1. Is this idea something we would be proud to recommend to friends and family?
Following a “don’t do bad things” doctrine seems like a great foundation for any company, but what exactly does that mean and does it allow too much wiggle room? We decided the best way to assess a company’s moral worth was that it must be something that we wouldn’t hesitate to recommend to the people close to us. Put simply, we don’t want to do anything that could be construed as being immoral, illegal, or otherwise icky.
2. What is the potential ROI? Is it big? It’s got to be big.
The entire notion of “big” is key here. Anything we do must target large markets ripe for disruption. If we are going to spend our time, energy and money on an idea, we need to focus our efforts on large opportunities.
3. Can we add a lot of value in small increments of time?
We have many 10-minute windows in our calendars. All too often these are wasted. We want to apply these opportunities to a project as often as we can to quickly iterate on through to creating a profitable company.
4. This isn’t a moonshot, is it?
We love big, world-changing ideas, but we’ve been burned before when investing in bleeding-edge technologies. The risks are too high and the timelines too nebulous. Instead, we want to meet a need that exists today. This means developing projects that riff on brilliant hacks to existing technologies and setting goals where progress can be measured.
5. Can this become cashflow-positive in 12 months?
The simplest measure of success for a business is whether or not it can make money.

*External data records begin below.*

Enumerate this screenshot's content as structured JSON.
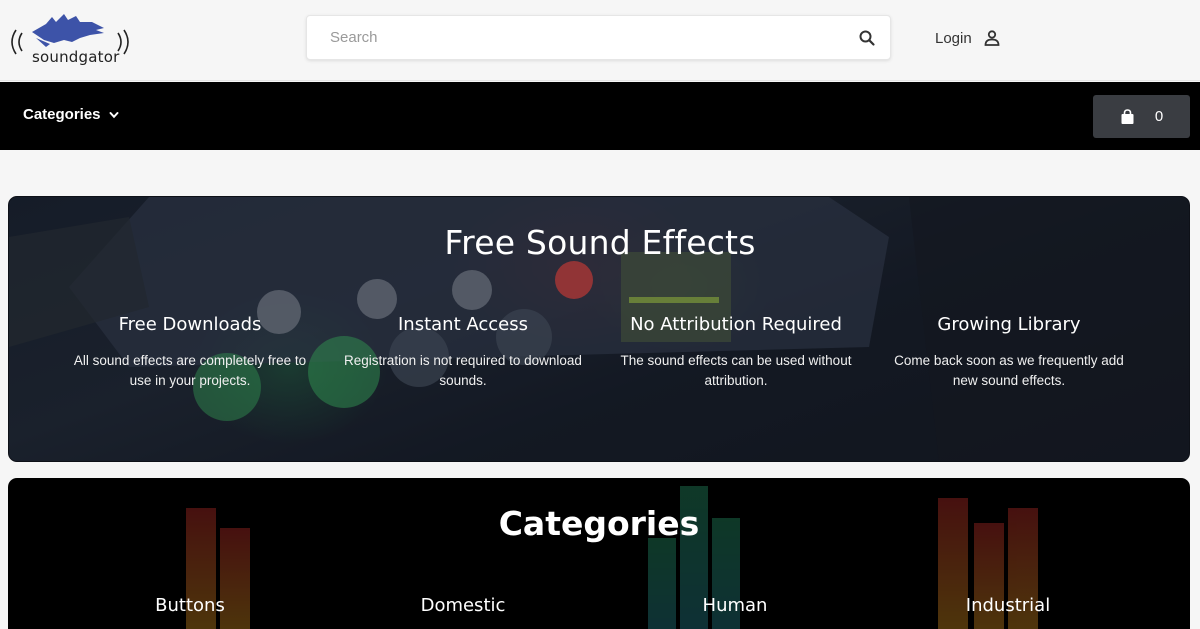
{
  "brand": {
    "name": "soundgator",
    "accent": "#3d53a8"
  },
  "search": {
    "placeholder": "Search",
    "icon": "search-icon"
  },
  "header": {
    "login_label": "Login",
    "login_icon": "user-icon"
  },
  "navbar": {
    "categories_label": "Categories",
    "cart_count": "0",
    "cart_icon": "shopping-bag-icon"
  },
  "hero": {
    "title": "Free Sound Effects",
    "features": [
      {
        "title": "Free Downloads",
        "text": "All sound effects are completely free to use in your projects."
      },
      {
        "title": "Instant Access",
        "text": "Registration is not required to download sounds."
      },
      {
        "title": "No Attribution Required",
        "text": "The sound effects can be used without attribution."
      },
      {
        "title": "Growing Library",
        "text": "Come back soon as we frequently add new sound effects."
      }
    ]
  },
  "categories": {
    "title": "Categories",
    "items": [
      "Buttons",
      "Domestic",
      "Human",
      "Industrial"
    ]
  }
}
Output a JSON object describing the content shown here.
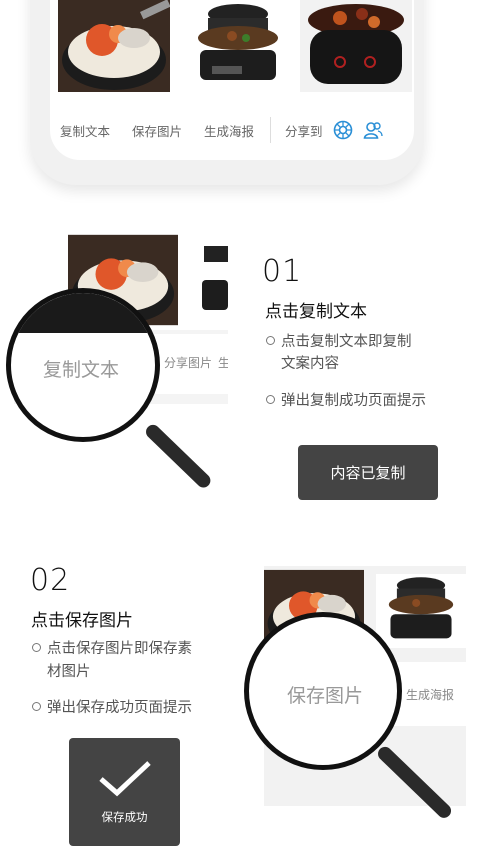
{
  "top_bar": {
    "actions": [
      "复制文本",
      "保存图片",
      "生成海报"
    ],
    "share_label": "分享到",
    "share_icons": [
      "moments-icon",
      "contacts-icon"
    ]
  },
  "step1": {
    "number": "01",
    "title": "点击复制文本",
    "bullets": [
      "点击复制文本即复制",
      "文案内容",
      "弹出复制成功页面提示"
    ],
    "magnified_label": "复制文本",
    "side_label": "分享图片",
    "side_label2": "生",
    "toast": "内容已复制"
  },
  "step2": {
    "number": "02",
    "title": "点击保存图片",
    "bullets": [
      "点击保存图片即保存素",
      "材图片",
      "弹出保存成功页面提示"
    ],
    "magnified_label": "保存图片",
    "side_label": "生成海报",
    "toast_icon": "checkmark-icon",
    "toast": "保存成功"
  },
  "colors": {
    "accent": "#2a8fd6",
    "toast_bg": "#444444"
  }
}
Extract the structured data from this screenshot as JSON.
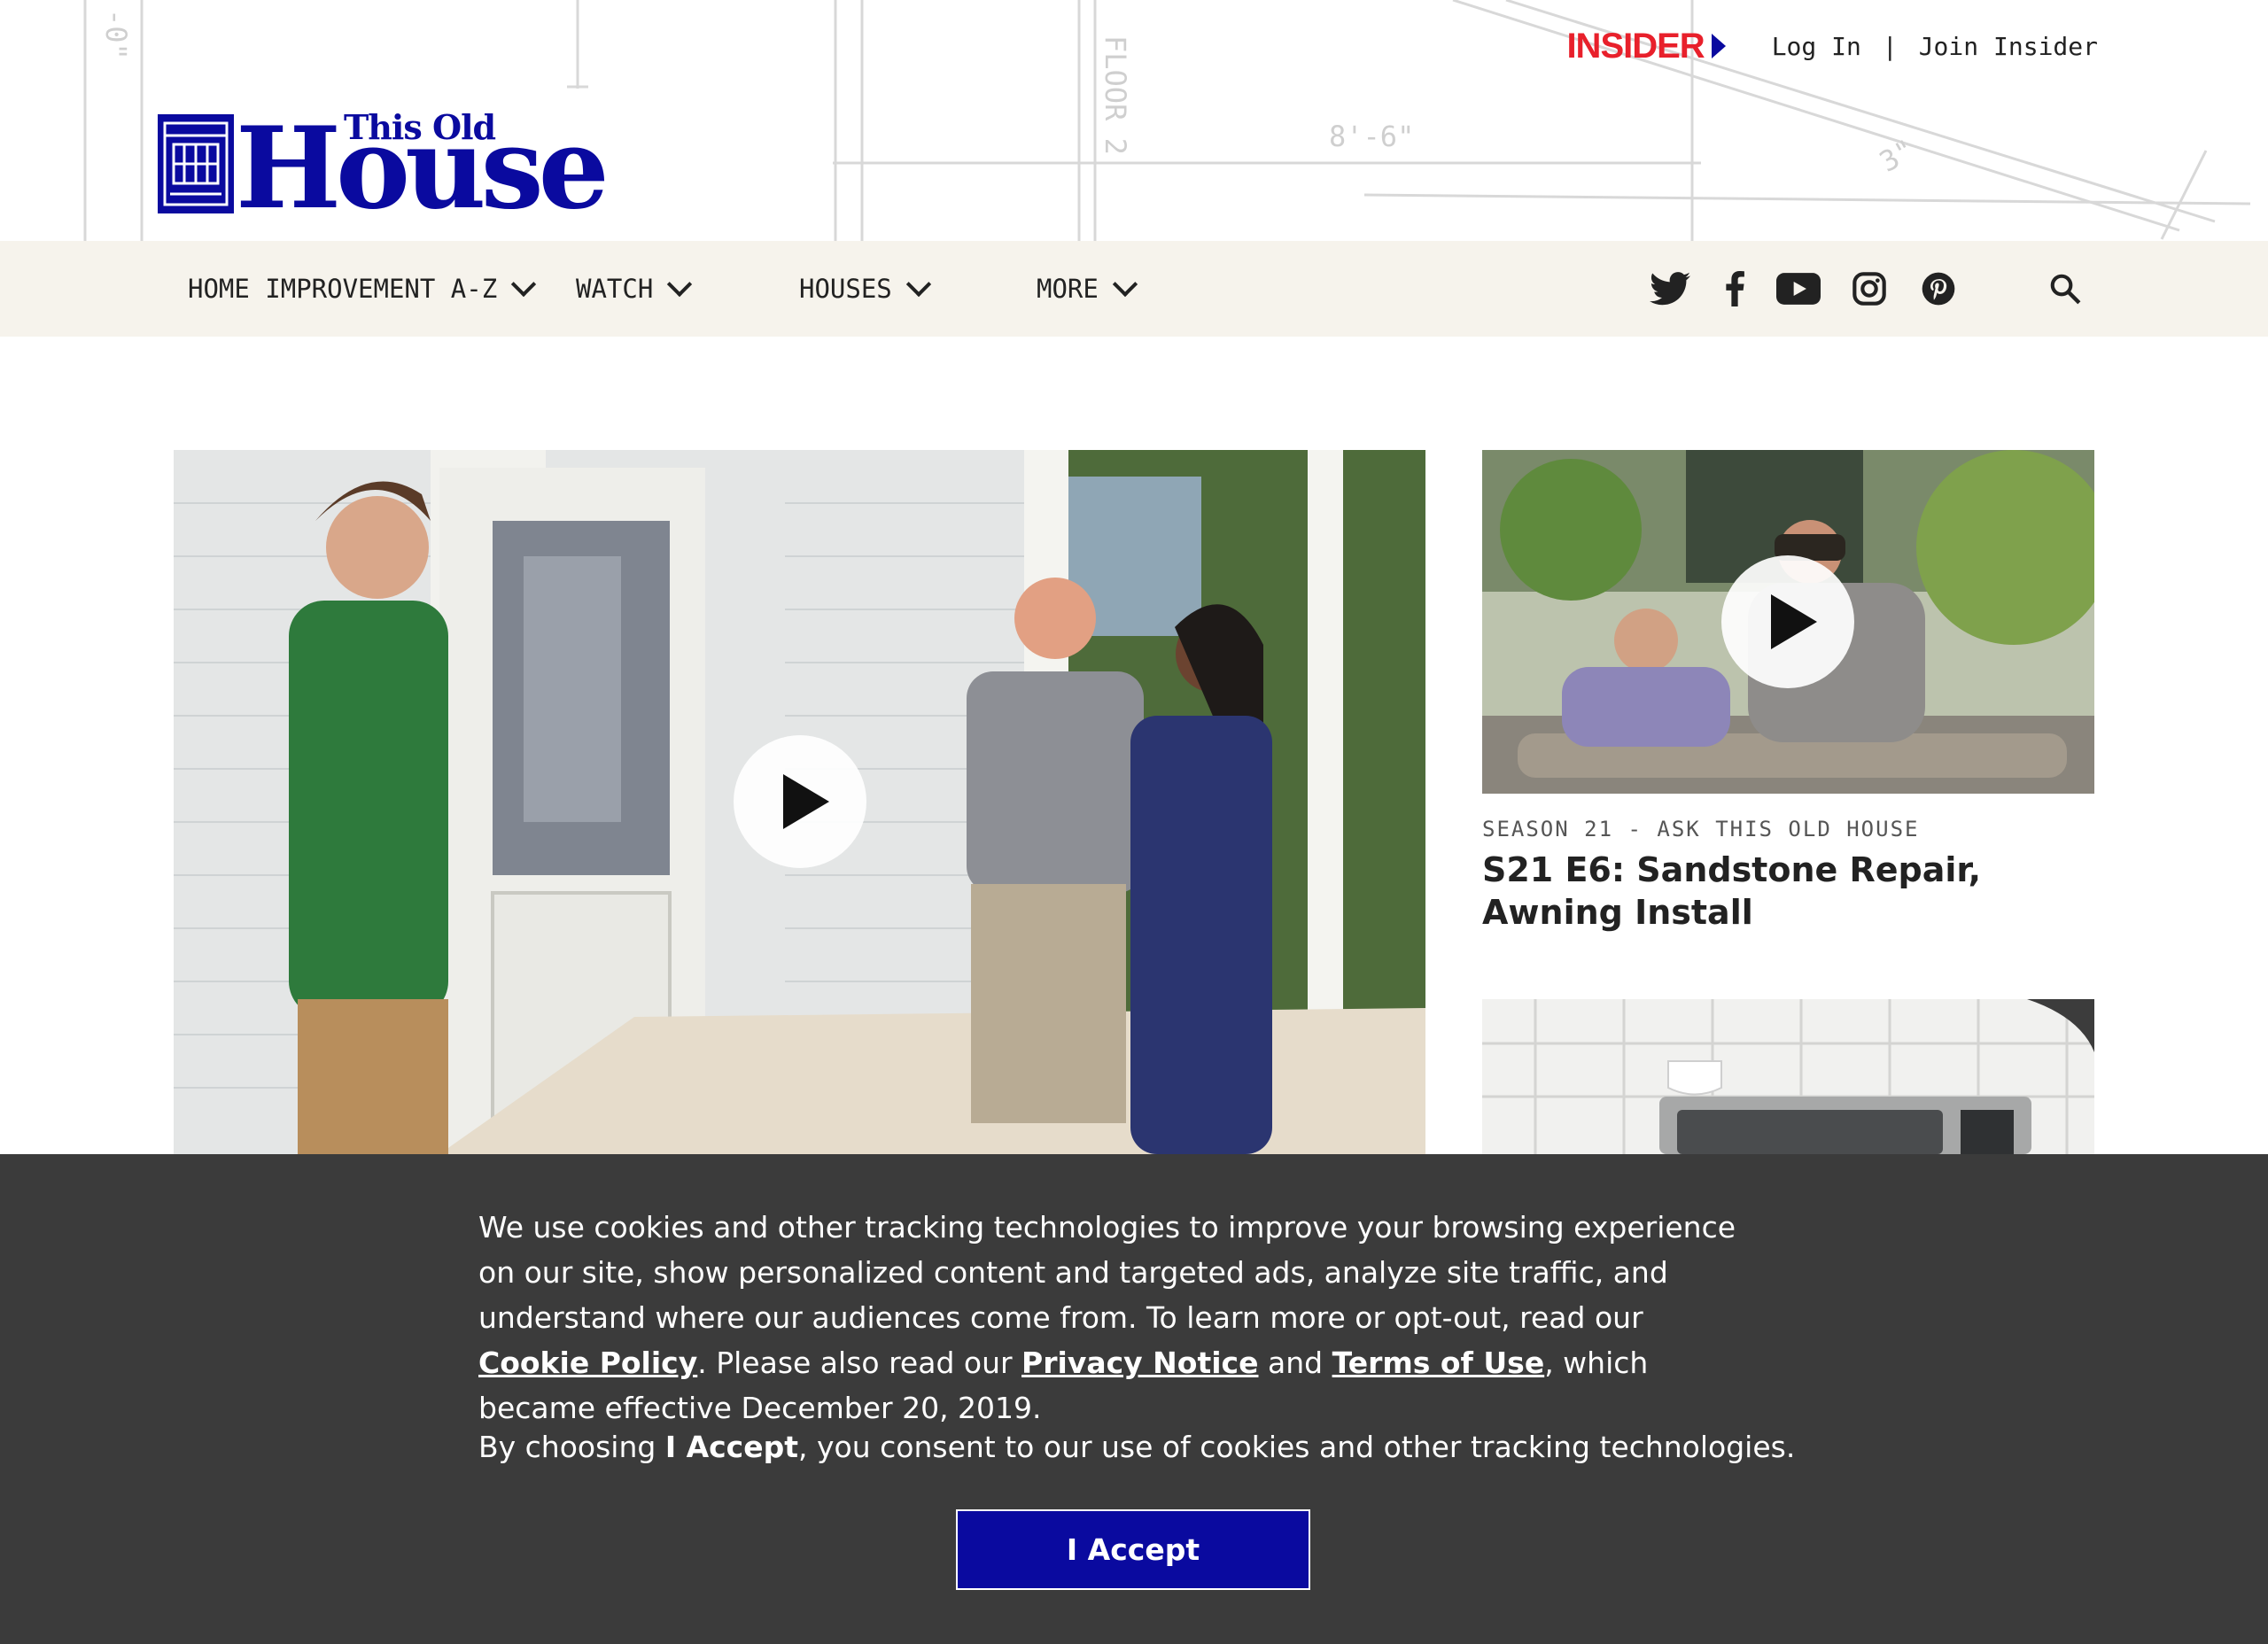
{
  "header": {
    "logo_small": "This Old",
    "logo_big": "House",
    "insider_label": "INSIDER",
    "login_label": "Log In",
    "separator": "|",
    "join_label": "Join Insider"
  },
  "nav": {
    "items": [
      {
        "label": "HOME IMPROVEMENT A-Z"
      },
      {
        "label": "WATCH"
      },
      {
        "label": "HOUSES"
      },
      {
        "label": "MORE"
      }
    ],
    "social_icons": [
      "twitter-icon",
      "facebook-icon",
      "youtube-icon",
      "instagram-icon",
      "pinterest-icon"
    ],
    "search_icon": "search-icon"
  },
  "cards": [
    {
      "kicker": "SEASON 21 - ASK THIS OLD HOUSE",
      "title": "S21 E6: Sandstone Repair, Awning Install"
    }
  ],
  "cookie": {
    "text_1": "We use cookies and other tracking technologies to improve your browsing experience on our site, show personalized content and targeted ads, analyze site traffic, and understand where our audiences come from. To learn more or opt-out, read our ",
    "cookie_policy_link": "Cookie Policy",
    "text_2": ". Please also read our ",
    "privacy_link": "Privacy Notice",
    "text_3": " and ",
    "terms_link": "Terms of Use",
    "text_4": ", which became effective December 20, 2019.",
    "consent_prefix": "By choosing ",
    "consent_bold": "I Accept",
    "consent_suffix": ", you consent to our use of cookies and other tracking technologies.",
    "accept_label": "I Accept"
  },
  "colors": {
    "brand_blue": "#0a0a9f",
    "insider_red": "#e8202b",
    "nav_bg": "#f6f3ec",
    "cookie_bg": "#3b3b3b"
  }
}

Any company we launch should become profitable within 12 months, not some ever-elusive future date.
6. Is this something we can build and scale quickly?
We don’t want to build a lifestyle company that we’ll stick with for years to come. We want to focus on companies that can grow quickly and scale.